Chocolate spot has been found in some early sown vetch crops in the Northern Victorian Mallee. This disease develops in warm and humid canopies. Given suitable conditions this can be a damaging disease that may warrant control with fungicides, although growers should consider the economics of applying fungicides to vetch. Growers are encouraged to inspect their crops for symptoms (Figures 1 and 2) and if conditions are favourable for disease development a fungicide spray may be beneficial. Ideally the first spray should be applied immediately before canopy closure, and additional sprays may be required if humid conditions are ongoing.
Key Management Recommendations
- Inspect crops for symptoms of chocolate spot and consider the economics of a fungicide control program,
- If fungicides are applied the first should be immediately before canopy closure,
- Consider rotating Mancozeb with Carbendazim if more than two fungicide applications are required,
- Grazing may be an option to open up the canopy and allow it to dry out, reducing chocolate spot and allowing penetration of a fungicide.
Carbendazim is the most effective fungicide for chocolate spot, however there is a limit of two applications per season per crop. If more applications are required rotate with Mancozeb. If a fungicide is not applied before canopy closure grazing may be an option to open the canopy.
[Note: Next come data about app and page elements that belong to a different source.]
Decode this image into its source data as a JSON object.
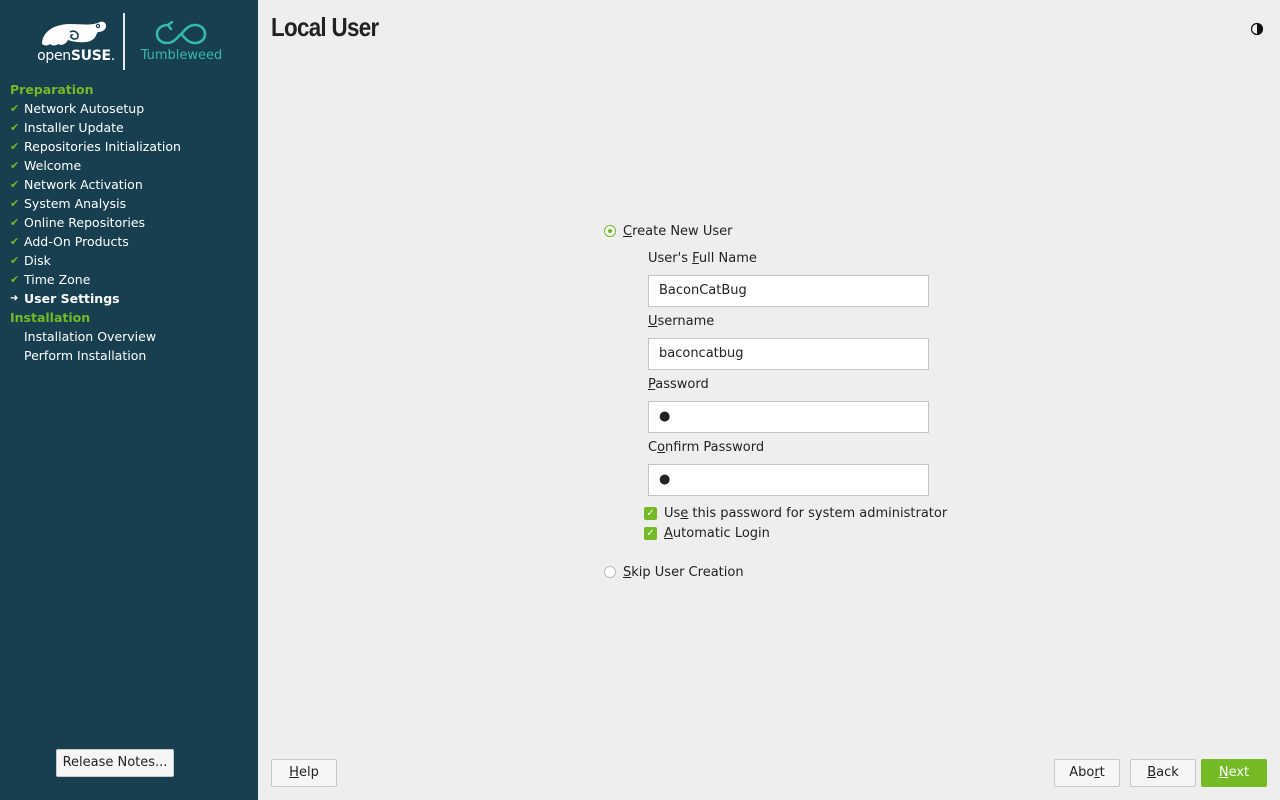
{
  "brand": {
    "logo_open": "open",
    "logo_suse": "SUSE",
    "product": "Tumbleweed",
    "colors": {
      "sidebar": "#173f4f",
      "accent_green": "#73ba25",
      "teal": "#35b9ab"
    }
  },
  "sidebar": {
    "groups": [
      {
        "title": "Preparation",
        "steps": [
          {
            "label": "Network Autosetup",
            "state": "done"
          },
          {
            "label": "Installer Update",
            "state": "done"
          },
          {
            "label": "Repositories Initialization",
            "state": "done"
          },
          {
            "label": "Welcome",
            "state": "done"
          },
          {
            "label": "Network Activation",
            "state": "done"
          },
          {
            "label": "System Analysis",
            "state": "done"
          },
          {
            "label": "Online Repositories",
            "state": "done"
          },
          {
            "label": "Add-On Products",
            "state": "done"
          },
          {
            "label": "Disk",
            "state": "done"
          },
          {
            "label": "Time Zone",
            "state": "done"
          },
          {
            "label": "User Settings",
            "state": "current"
          }
        ]
      },
      {
        "title": "Installation",
        "steps": [
          {
            "label": "Installation Overview",
            "state": "pending"
          },
          {
            "label": "Perform Installation",
            "state": "pending"
          }
        ]
      }
    ],
    "release_notes_button": "Release Notes..."
  },
  "main": {
    "title": "Local User",
    "theme_toggle_icon": "half-moon-icon",
    "create_user": {
      "label": "Create New User",
      "selected": true,
      "full_name_label": "User's Full Name",
      "full_name_value": "BaconCatBug",
      "username_label": "Username",
      "username_value": "baconcatbug",
      "password_label": "Password",
      "password_value": "●",
      "confirm_label": "Confirm Password",
      "confirm_value": "●",
      "admin_checkbox_label": "Use this password for system administrator",
      "admin_checkbox_checked": true,
      "autologin_label": "Automatic Login",
      "autologin_checked": true
    },
    "skip_user": {
      "label": "Skip User Creation",
      "selected": false
    }
  },
  "footer": {
    "help": "Help",
    "abort": "Abort",
    "back": "Back",
    "next": "Next"
  }
}
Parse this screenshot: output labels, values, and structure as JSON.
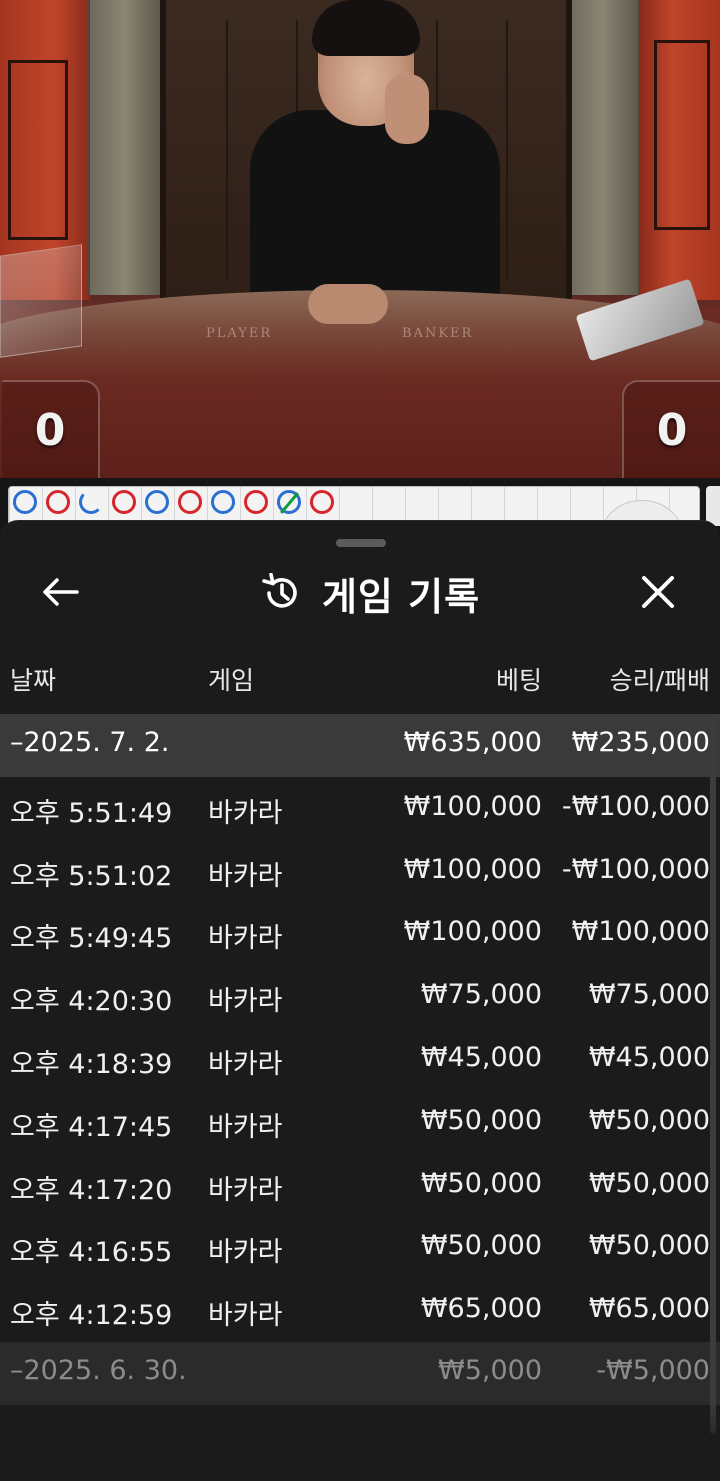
{
  "live_view": {
    "player_label": "PLAYER",
    "banker_label": "BANKER",
    "player_score": "0",
    "banker_score": "0"
  },
  "road": {
    "beads": [
      "P",
      "B",
      "P",
      "B",
      "P",
      "B",
      "P",
      "B",
      "P",
      "B"
    ]
  },
  "sheet": {
    "title": "게임 기록",
    "icons": {
      "back": "arrow-left-icon",
      "history": "history-icon",
      "close": "close-icon"
    }
  },
  "table": {
    "columns": {
      "date": "날짜",
      "game": "게임",
      "bet": "베팅",
      "win_loss": "승리/패배"
    },
    "groups": [
      {
        "date": "–2025. 7. 2.",
        "bet": "₩635,000",
        "win_loss": "₩235,000",
        "rows": [
          {
            "time": "오후 5:51:49",
            "game": "바카라",
            "bet": "₩100,000",
            "win_loss": "-₩100,000"
          },
          {
            "time": "오후 5:51:02",
            "game": "바카라",
            "bet": "₩100,000",
            "win_loss": "-₩100,000"
          },
          {
            "time": "오후 5:49:45",
            "game": "바카라",
            "bet": "₩100,000",
            "win_loss": "₩100,000"
          },
          {
            "time": "오후 4:20:30",
            "game": "바카라",
            "bet": "₩75,000",
            "win_loss": "₩75,000"
          },
          {
            "time": "오후 4:18:39",
            "game": "바카라",
            "bet": "₩45,000",
            "win_loss": "₩45,000"
          },
          {
            "time": "오후 4:17:45",
            "game": "바카라",
            "bet": "₩50,000",
            "win_loss": "₩50,000"
          },
          {
            "time": "오후 4:17:20",
            "game": "바카라",
            "bet": "₩50,000",
            "win_loss": "₩50,000"
          },
          {
            "time": "오후 4:16:55",
            "game": "바카라",
            "bet": "₩50,000",
            "win_loss": "₩50,000"
          },
          {
            "time": "오후 4:12:59",
            "game": "바카라",
            "bet": "₩65,000",
            "win_loss": "₩65,000"
          }
        ]
      },
      {
        "date": "–2025. 6. 30.",
        "bet": "₩5,000",
        "win_loss": "-₩5,000",
        "rows": []
      }
    ]
  },
  "colors": {
    "banker_red": "#d7262b",
    "player_blue": "#2a6fd1",
    "tie_green": "#0f9d3a",
    "sheet_bg": "#1b1b1b",
    "group_row_bg": "#3a3a3a"
  }
}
Opening the canopy will help the fungicide reach its target and reduce humidity and therefore should reduce disease intensity. It is important to observe fungicide withholding periods for grazing.
All vetch cultivars are susceptible to chocolate spot. Since this disease has a wide host range there are a range of potential sources of this disease. The main factor favouring disease development is the environmental conditions. There have been limited studies of chocolate spot control in vetch with much of the management advice based on disease control in lentils.
Chocolate spot (Figure 2), caused by Botrytis spp., has a less-aggressive first stage where small, brown lesions develop on the leaves. The more aggressive stage begins when these lesions join together and darken into larger brown lesions covering large parts of the leaves.
Symptoms are varied, and range from small spots on leaves to complete blackening of the entire plant. The fungus can also produce grey sporulation similar to botrytis grey mould in lentils. Leaves are the main part of the plant affected, but under favourable conditions for the disease it also spreads to stems, flowers and pods.
Red legged earth mite damage may be confused with chocolate spot. Mite damages starts out a silvery colour on leaves, before turning reddish brown. The colour is similar to chocolate spot but lesions are large and irregularly shaped, generally occurring on the lower leaves at the seedling stage.
This article was originally published as an Agriculture Victoria CropSafe Crop Alert.